Technology was created to assist people and make completing tasks easier and faster. Today’s young adults rely on technology often and may use it in inappropriate circumstances.
Classrooms are a place to learn and listen to teachers lecture. Some professors allow students to use laptops or tablets during class to follow along with PowerPoints or take notes. Some classrooms have no-technology policies to remove distractions.
At Stephens College, students are permitted to have their cell phones on them in class in case of an emergency. As for laptops and tablets in the classroom, it depends on the instructor.
Some students need to use computers to take notes or help them concentrate because of personal learning styles. Many teachers allow technology in classrooms so these students will be more comfortable and not feel discriminated against.
Laura Flacks-Narrol, assistant professor for business and marketing, embraces technology in classrooms, but she does find herself competing with laptops for her students’ attention.
“Teachers have to be engaging and theatrical to get students’ attention off of technology,” she said.

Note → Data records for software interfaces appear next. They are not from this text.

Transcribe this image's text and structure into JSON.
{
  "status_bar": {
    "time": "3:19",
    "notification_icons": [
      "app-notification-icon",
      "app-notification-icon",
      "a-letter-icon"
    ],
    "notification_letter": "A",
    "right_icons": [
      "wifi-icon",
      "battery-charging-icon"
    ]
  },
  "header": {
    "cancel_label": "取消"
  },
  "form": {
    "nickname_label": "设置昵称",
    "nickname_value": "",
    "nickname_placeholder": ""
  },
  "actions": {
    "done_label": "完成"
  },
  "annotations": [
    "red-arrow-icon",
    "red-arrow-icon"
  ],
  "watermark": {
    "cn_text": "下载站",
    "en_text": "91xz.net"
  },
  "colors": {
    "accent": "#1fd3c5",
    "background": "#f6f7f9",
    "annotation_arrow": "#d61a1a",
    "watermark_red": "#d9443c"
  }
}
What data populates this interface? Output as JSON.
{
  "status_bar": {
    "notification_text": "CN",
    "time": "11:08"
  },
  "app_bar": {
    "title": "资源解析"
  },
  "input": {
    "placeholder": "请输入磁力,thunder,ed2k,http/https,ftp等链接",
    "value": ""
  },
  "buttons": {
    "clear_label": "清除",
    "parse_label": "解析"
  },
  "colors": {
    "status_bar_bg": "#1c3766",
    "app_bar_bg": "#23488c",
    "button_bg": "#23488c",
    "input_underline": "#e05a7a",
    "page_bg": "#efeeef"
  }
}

While many students use technology in class, some opt not to.
“I find it distracting. It can be hard to concentrate when students are around me on laptops,” senior Chloe Ford said.
Technology in classrooms can be seen as distracting because the majority of students who use it are not doing class-related work. Flacks-Narrol is aware that many students are on social media or shopping online, she but wants her classroom to evolve along with the business world.
“It’s about working with the machine,” she said “not against it.”
Story by junior Emily Marchant